Let’s define “getting found” a little more specifically. Remember how hard it was to measure the ROI against your Yellow Pages advertisement because you had to ask every customer how they found you? The online world has converted marketing from a design dominated endeavor to a measureable science. Your investment in a SEO foundation will be measured by how buoyant your company is in a Google organic search result. Location, location, location – remember that retail mantra? Well the online version of this mantra is the top five results on a Google search.

You know that Google provides pages and pages of search results – don’t bother paging through them all.

71% of searches result in a page one Google organic click.

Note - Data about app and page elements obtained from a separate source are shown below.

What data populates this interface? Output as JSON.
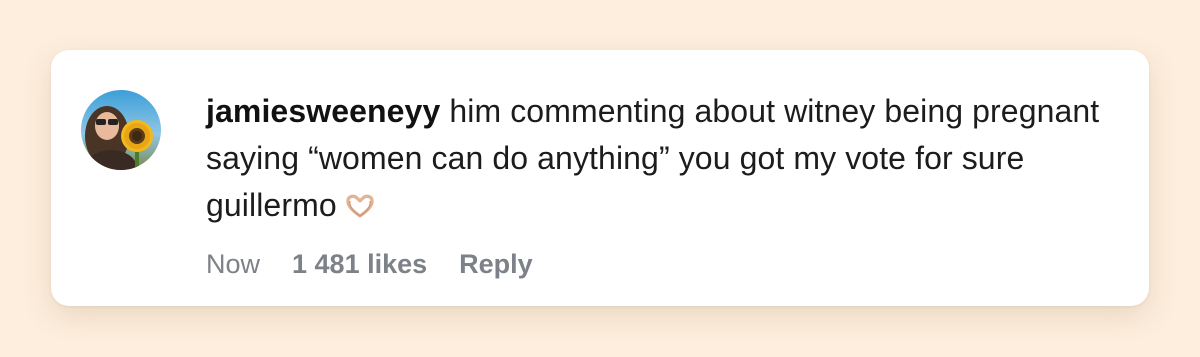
{
  "comment": {
    "username": "jamiesweeneyy",
    "text": "him commenting about witney being pregnant saying “women can do anything” you got my vote for sure guillermo",
    "emoji": "heart-hands-icon",
    "time": "Now",
    "likes": "1 481 likes",
    "reply_label": "Reply"
  },
  "colors": {
    "background": "#fdeedd",
    "card": "#ffffff",
    "text": "#1c1c1c",
    "meta": "#7d8188"
  }
}
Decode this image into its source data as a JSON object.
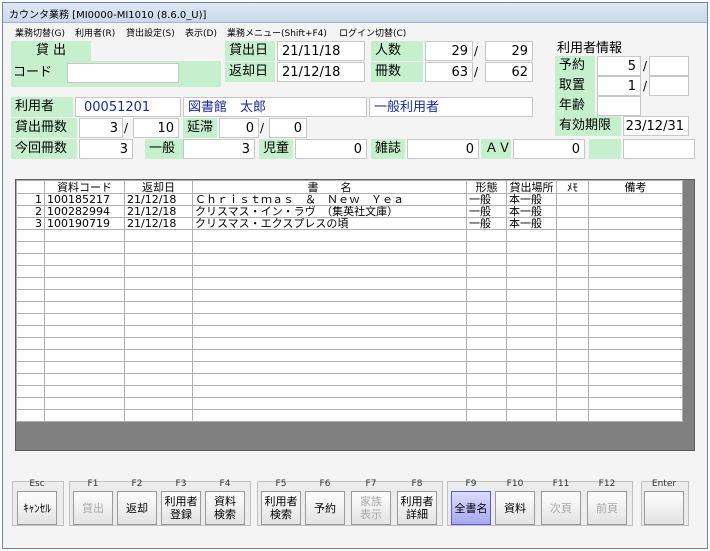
{
  "window": {
    "title": "カウンタ業務 [MI0000-MI1010 (8.6.0_U)]"
  },
  "menu": [
    "業務切替(G)",
    "利用者(R)",
    "貸出設定(S)",
    "表示(D)",
    "業務メニュー(Shift+F4)",
    "ログイン切替(C)"
  ],
  "loan": {
    "mode_label": "貸 出",
    "code_label": "コード",
    "code_value": "",
    "loan_date_label": "貸出日",
    "loan_date": "21/11/18",
    "return_date_label": "返却日",
    "return_date": "21/12/18",
    "people_label": "人数",
    "people_count": "29",
    "people_total": "29",
    "books_label": "冊数",
    "books_count": "63",
    "books_total": "62"
  },
  "user_info": {
    "title": "利用者情報",
    "reserve_label": "予約",
    "reserve_value": "5",
    "pickup_label": "取置",
    "pickup_value": "1",
    "age_label": "年齢",
    "age_value": "",
    "expiry_label": "有効期限",
    "expiry_value": "23/12/31"
  },
  "user": {
    "label": "利用者",
    "id": "00051201",
    "name": "図書館　太郎",
    "type": "一般利用者",
    "loan_count_label": "貸出冊数",
    "loan_count": "3",
    "loan_limit": "10",
    "overdue_label": "延滞",
    "overdue_count": "0",
    "overdue_total": "0",
    "session_label": "今回冊数",
    "session_count": "3",
    "general_label": "一般",
    "general_count": "3",
    "child_label": "児童",
    "child_count": "0",
    "magazine_label": "雑誌",
    "magazine_count": "0",
    "av_label": "ＡＶ",
    "av_count": "0"
  },
  "grid": {
    "headers": [
      "",
      "資料コード",
      "返却日",
      "書　　名",
      "形態",
      "貸出場所",
      "ﾒﾓ",
      "備考"
    ],
    "rows": [
      [
        "1",
        "100185217",
        "21/12/18",
        "Ｃｈｒｉｓｔｍａｓ　＆　Ｎｅｗ　Ｙｅａ",
        "一般",
        "本一般",
        "",
        ""
      ],
      [
        "2",
        "100282994",
        "21/12/18",
        "クリスマス・イン・ラヴ　（集英社文庫）",
        "一般",
        "本一般",
        "",
        ""
      ],
      [
        "3",
        "100190719",
        "21/12/18",
        "クリスマス・エクスプレスの頃",
        "一般",
        "本一般",
        "",
        ""
      ]
    ]
  },
  "fkeys": [
    {
      "key": "Esc",
      "label": "ｷｬﾝｾﾙ"
    },
    {
      "key": "F1",
      "label": "貸出"
    },
    {
      "key": "F2",
      "label": "返却"
    },
    {
      "key": "F3",
      "label": "利用者\n登録"
    },
    {
      "key": "F4",
      "label": "資料\n検索"
    },
    {
      "key": "F5",
      "label": "利用者\n検索"
    },
    {
      "key": "F6",
      "label": "予約"
    },
    {
      "key": "F7",
      "label": "家族\n表示"
    },
    {
      "key": "F8",
      "label": "利用者\n詳細"
    },
    {
      "key": "F9",
      "label": "全書名"
    },
    {
      "key": "F10",
      "label": "資料"
    },
    {
      "key": "F11",
      "label": "次頁"
    },
    {
      "key": "F12",
      "label": "前頁"
    },
    {
      "key": "Enter",
      "label": ""
    }
  ]
}
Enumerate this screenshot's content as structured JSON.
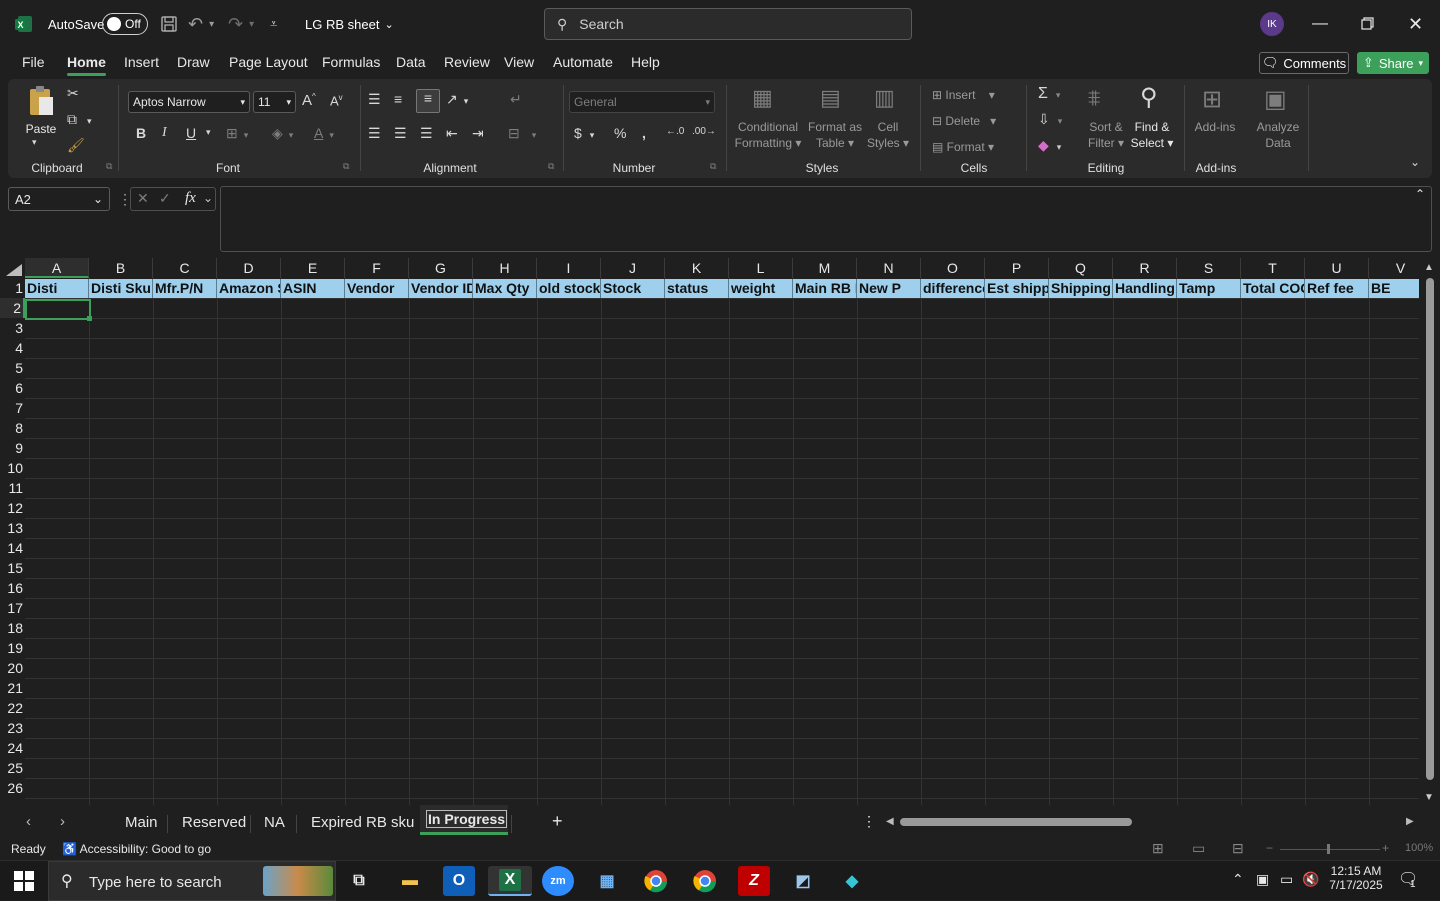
{
  "titlebar": {
    "autosave_label": "AutoSave",
    "autosave_state": "Off",
    "file_name": "LG RB sheet",
    "search_placeholder": "Search",
    "user_initials": "IK"
  },
  "menu": {
    "items": [
      "File",
      "Home",
      "Insert",
      "Draw",
      "Page Layout",
      "Formulas",
      "Data",
      "Review",
      "View",
      "Automate",
      "Help"
    ],
    "active": "Home",
    "comments_label": "Comments",
    "share_label": "Share"
  },
  "ribbon": {
    "clipboard": {
      "paste_label": "Paste",
      "group_label": "Clipboard"
    },
    "font": {
      "font_name": "Aptos Narrow",
      "font_size": "11",
      "bold": "B",
      "italic": "I",
      "underline": "U",
      "group_label": "Font"
    },
    "alignment": {
      "group_label": "Alignment"
    },
    "number": {
      "format": "General",
      "group_label": "Number"
    },
    "styles": {
      "conditional_line1": "Conditional",
      "conditional_line2": "Formatting",
      "format_table_line1": "Format as",
      "format_table_line2": "Table",
      "cell_styles_line1": "Cell",
      "cell_styles_line2": "Styles",
      "group_label": "Styles"
    },
    "cells": {
      "insert": "Insert",
      "delete": "Delete",
      "format": "Format",
      "group_label": "Cells"
    },
    "editing": {
      "sort_line1": "Sort &",
      "sort_line2": "Filter",
      "find_line1": "Find &",
      "find_line2": "Select",
      "group_label": "Editing"
    },
    "addins": {
      "addins_line1": "Add-ins",
      "analyze_line1": "Analyze",
      "analyze_line2": "Data",
      "group_label": "Add-ins"
    }
  },
  "formula_bar": {
    "name_box": "A2",
    "fx_label": "fx",
    "formula": ""
  },
  "sheet": {
    "columns": [
      "A",
      "B",
      "C",
      "D",
      "E",
      "F",
      "G",
      "H",
      "I",
      "J",
      "K",
      "L",
      "M",
      "N",
      "O",
      "P",
      "Q",
      "R",
      "S",
      "T",
      "U",
      "V"
    ],
    "rows": [
      "1",
      "2",
      "3",
      "4",
      "5",
      "6",
      "7",
      "8",
      "9",
      "10",
      "11",
      "12",
      "13",
      "14",
      "15",
      "16",
      "17",
      "18",
      "19",
      "20",
      "21",
      "22",
      "23",
      "24",
      "25",
      "26"
    ],
    "header_row": [
      "Disti",
      "Disti Sku",
      "Mfr.P/N",
      "Amazon S",
      "ASIN",
      "Vendor",
      "Vendor ID",
      "Max Qty",
      "old stock",
      "Stock",
      "status",
      "weight",
      "Main RB P",
      "New P",
      "difference",
      "Est shipp",
      "Shipping",
      "Handling",
      "Tamp",
      "Total COG",
      "Ref fee",
      "BE"
    ],
    "header_fill": "#9ed0ee",
    "selected_cell": "A2"
  },
  "tabs": {
    "items": [
      "Main",
      "Reserved",
      "NA",
      "Expired RB sku",
      "In Progress"
    ],
    "active": "In Progress"
  },
  "status": {
    "ready": "Ready",
    "accessibility": "Accessibility: Good to go",
    "zoom": "100%"
  },
  "taskbar": {
    "search_placeholder": "Type here to search",
    "time": "12:15 AM",
    "date": "7/17/2025",
    "notification_count": "1"
  },
  "colors": {
    "accent": "#3ca05b",
    "share_bg": "#3ca05b",
    "excel_green": "#1e7145",
    "avatar": "#5b3a8c"
  }
}
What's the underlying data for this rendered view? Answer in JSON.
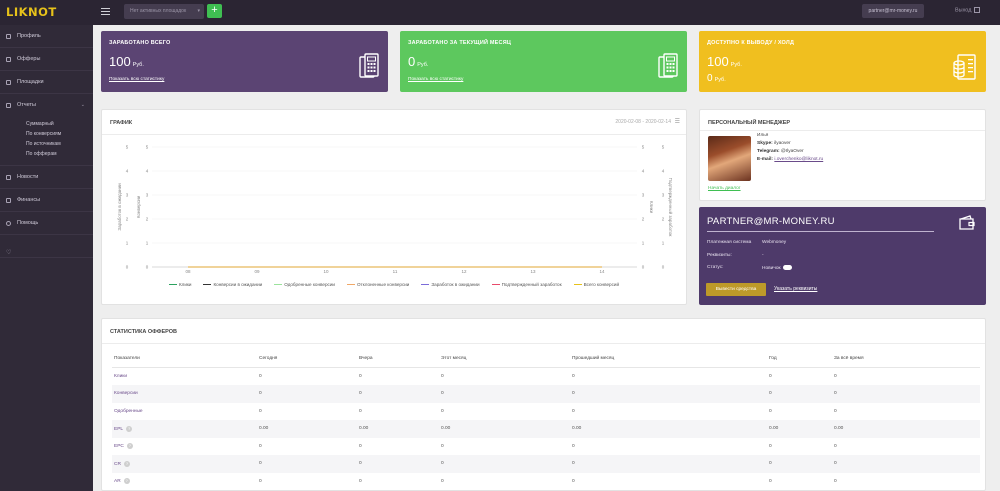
{
  "app": {
    "logo": "LIKNOT"
  },
  "topbar": {
    "site_select_placeholder": "Нет активных площадок",
    "add_label": "+",
    "account_email": "partner@mr-money.ru",
    "logout_label": "Выход"
  },
  "sidebar": {
    "items": [
      {
        "label": "Профиль",
        "icon": "user-icon"
      },
      {
        "label": "Офферы",
        "icon": "folder-icon"
      },
      {
        "label": "Площадки",
        "icon": "grid-icon"
      },
      {
        "label": "Отчеты",
        "icon": "chart-icon"
      },
      {
        "label": "Новости",
        "icon": "news-icon"
      },
      {
        "label": "Финансы",
        "icon": "money-icon"
      },
      {
        "label": "Помощь",
        "icon": "help-icon"
      },
      {
        "label": "",
        "icon": "heart-icon"
      }
    ],
    "reports_sub": [
      "Суммарный",
      "По конверсиям",
      "По источникам",
      "По офферам"
    ]
  },
  "stats": {
    "earned_total": {
      "title": "ЗАРАБОТАНО ВСЕГО",
      "value": "100",
      "unit": "Руб.",
      "link": "Показать всю статистику",
      "color": "#5b4473"
    },
    "earned_month": {
      "title": "ЗАРАБОТАНО ЗА ТЕКУЩИЙ МЕСЯЦ",
      "value": "0",
      "unit": "Руб.",
      "link": "Показать всю статистику",
      "color": "#5dc85e"
    },
    "available": {
      "title": "ДОСТУПНО К ВЫВОДУ / ХОЛД",
      "value": "100",
      "unit": "Руб.",
      "value2": "0",
      "unit2": "Руб.",
      "color": "#f0bf1f"
    }
  },
  "chart_panel": {
    "title": "ГРАФИК",
    "date_range": "2020-02-08 - 2020-02-14"
  },
  "chart_data": {
    "type": "line",
    "categories": [
      "08",
      "09",
      "10",
      "11",
      "12",
      "13",
      "14"
    ],
    "series": [
      {
        "name": "Клики",
        "values": [
          0,
          0,
          0,
          0,
          0,
          0,
          0
        ],
        "color": "#2ca25f"
      },
      {
        "name": "Конверсии в ожидании",
        "values": [
          0,
          0,
          0,
          0,
          0,
          0,
          0
        ],
        "color": "#333333"
      },
      {
        "name": "Одобренные конверсии",
        "values": [
          0,
          0,
          0,
          0,
          0,
          0,
          0
        ],
        "color": "#9be39c"
      },
      {
        "name": "Отклоненные конверсии",
        "values": [
          0,
          0,
          0,
          0,
          0,
          0,
          0
        ],
        "color": "#f0a868"
      },
      {
        "name": "Заработок в ожидании",
        "values": [
          0,
          0,
          0,
          0,
          0,
          0,
          0
        ],
        "color": "#7b6cd9"
      },
      {
        "name": "Подтвержденный заработок",
        "values": [
          0,
          0,
          0,
          0,
          0,
          0,
          0
        ],
        "color": "#e84b6b"
      },
      {
        "name": "Всего конверсий",
        "values": [
          0,
          0,
          0,
          0,
          0,
          0,
          0
        ],
        "color": "#e7c21a"
      }
    ],
    "y_ticks": [
      "0",
      "1",
      "2",
      "3",
      "4",
      "5"
    ],
    "ylim": [
      0,
      5
    ],
    "axis_labels": {
      "left_outer": "Заработок в ожидании",
      "left_inner": "Конверсии",
      "right_inner": "Клики",
      "right_outer": "Подтвержденный заработок"
    },
    "legend_position": "bottom"
  },
  "manager": {
    "title": "ПЕРСОНАЛЬНЫЙ МЕНЕДЖЕР",
    "name": "Илья",
    "skype_label": "Skype:",
    "skype": "ilyaover",
    "telegram_label": "Telegram:",
    "telegram": "@IlyaOver",
    "email_label": "E-mail:",
    "email": "i.overchenko@liknot.ru",
    "link": "Начать диалог"
  },
  "partner": {
    "title": "PARTNER@MR-MONEY.RU",
    "payment_label": "Платежная система",
    "payment_value": "Webmoney",
    "requisites_label": "Реквизиты:",
    "requisites_value": "-",
    "status_label": "Статус:",
    "status_value": "Новичок",
    "withdraw_button": "Вывести средства",
    "requisites_link": "Указать реквизиты"
  },
  "offers": {
    "title": "СТАТИСТИКА ОФФЕРОВ",
    "headers": [
      "Показатели",
      "Сегодня",
      "Вчера",
      "Этот месяц",
      "Прошедший месяц",
      "Год",
      "За всё время"
    ],
    "rows": [
      {
        "label": "Клики",
        "help": false,
        "values": [
          "0",
          "0",
          "0",
          "0",
          "0",
          "0"
        ]
      },
      {
        "label": "Конверсии",
        "help": false,
        "values": [
          "0",
          "0",
          "0",
          "0",
          "0",
          "0"
        ]
      },
      {
        "label": "Одобренные",
        "help": false,
        "values": [
          "0",
          "0",
          "0",
          "0",
          "0",
          "0"
        ]
      },
      {
        "label": "EPL",
        "help": true,
        "values": [
          "0.00",
          "0.00",
          "0.00",
          "0.00",
          "0.00",
          "0.00"
        ]
      },
      {
        "label": "EPC",
        "help": true,
        "values": [
          "0",
          "0",
          "0",
          "0",
          "0",
          "0"
        ]
      },
      {
        "label": "CR",
        "help": true,
        "values": [
          "0",
          "0",
          "0",
          "0",
          "0",
          "0"
        ]
      },
      {
        "label": "AR",
        "help": true,
        "values": [
          "0",
          "0",
          "0",
          "0",
          "0",
          "0"
        ]
      }
    ],
    "help_glyph": "?"
  }
}
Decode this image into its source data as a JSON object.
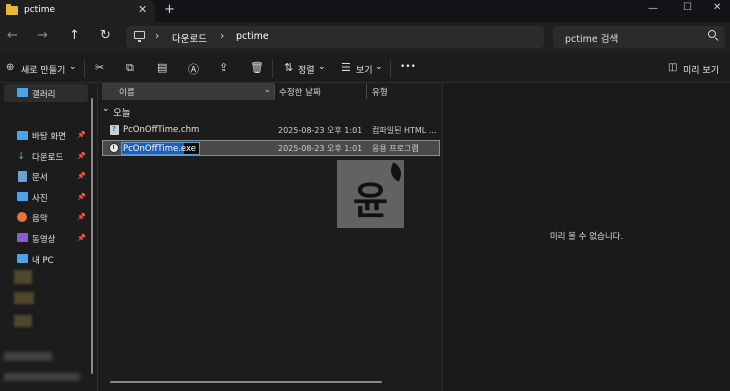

Pages two and three get less than 6% of the clicks. On page one the first five organic results account for 67% of the all clicks. Getting found online today means getting on page one of Google.

The graphic below is a Google Heat Map which depicts where people click on page 1. Google has responded to this pattern by offering ads on both the side bar and now up above the organic search. This is an attempt to carve off some of the organic search results into Google paid search.

My colleague and search engine expert, Valerie DiCarlo will be starting a 3-part series on “Getting Found” next month that will dive deeper into the three core components of your SEO foundation: keyword strategy, on-page optimization, and a content marketing plan.